[Web page and app entries]
+ + + + +

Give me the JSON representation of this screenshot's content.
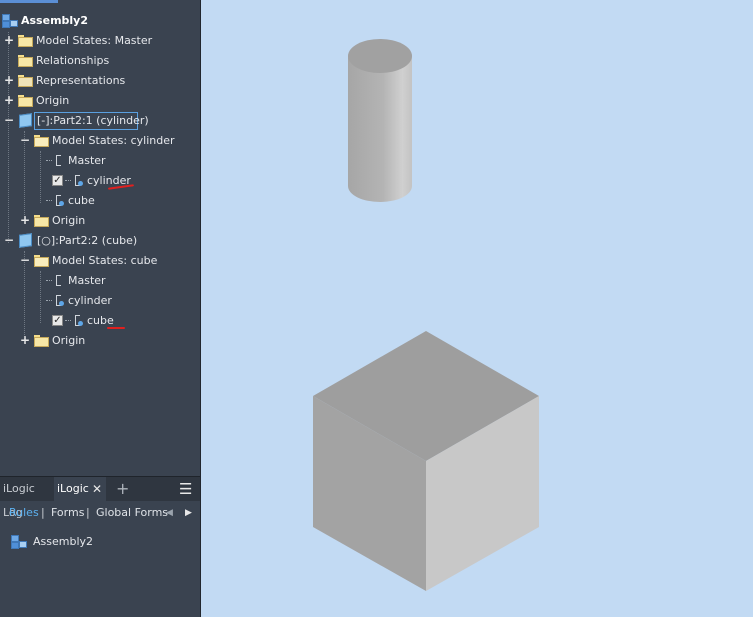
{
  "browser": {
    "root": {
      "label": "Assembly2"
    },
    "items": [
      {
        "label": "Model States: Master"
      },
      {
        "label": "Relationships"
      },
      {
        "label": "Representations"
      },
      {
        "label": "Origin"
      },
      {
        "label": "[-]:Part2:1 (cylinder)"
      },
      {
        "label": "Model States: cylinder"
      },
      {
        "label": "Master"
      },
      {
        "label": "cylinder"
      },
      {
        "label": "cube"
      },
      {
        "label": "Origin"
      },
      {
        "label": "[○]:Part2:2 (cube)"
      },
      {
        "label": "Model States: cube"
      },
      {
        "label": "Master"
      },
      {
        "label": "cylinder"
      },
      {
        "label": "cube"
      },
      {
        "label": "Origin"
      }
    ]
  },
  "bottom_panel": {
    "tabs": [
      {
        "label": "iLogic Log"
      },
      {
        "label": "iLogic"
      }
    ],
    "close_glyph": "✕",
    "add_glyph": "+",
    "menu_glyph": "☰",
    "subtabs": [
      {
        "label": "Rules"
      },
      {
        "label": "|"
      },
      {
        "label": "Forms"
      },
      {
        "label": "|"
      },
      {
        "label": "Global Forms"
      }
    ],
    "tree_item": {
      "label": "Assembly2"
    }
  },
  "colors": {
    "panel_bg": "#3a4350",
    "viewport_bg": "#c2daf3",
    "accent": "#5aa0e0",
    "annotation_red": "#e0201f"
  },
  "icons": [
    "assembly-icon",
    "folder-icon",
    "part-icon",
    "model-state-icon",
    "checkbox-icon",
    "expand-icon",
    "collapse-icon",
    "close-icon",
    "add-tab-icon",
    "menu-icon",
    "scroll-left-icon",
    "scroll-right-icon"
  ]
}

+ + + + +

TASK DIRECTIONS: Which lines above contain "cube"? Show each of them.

RESPONSE:
        "label": "cube"
        "label": "[○]:Part2:2 (cube)"
        "label": "Model States: cube"
        "label": "cube"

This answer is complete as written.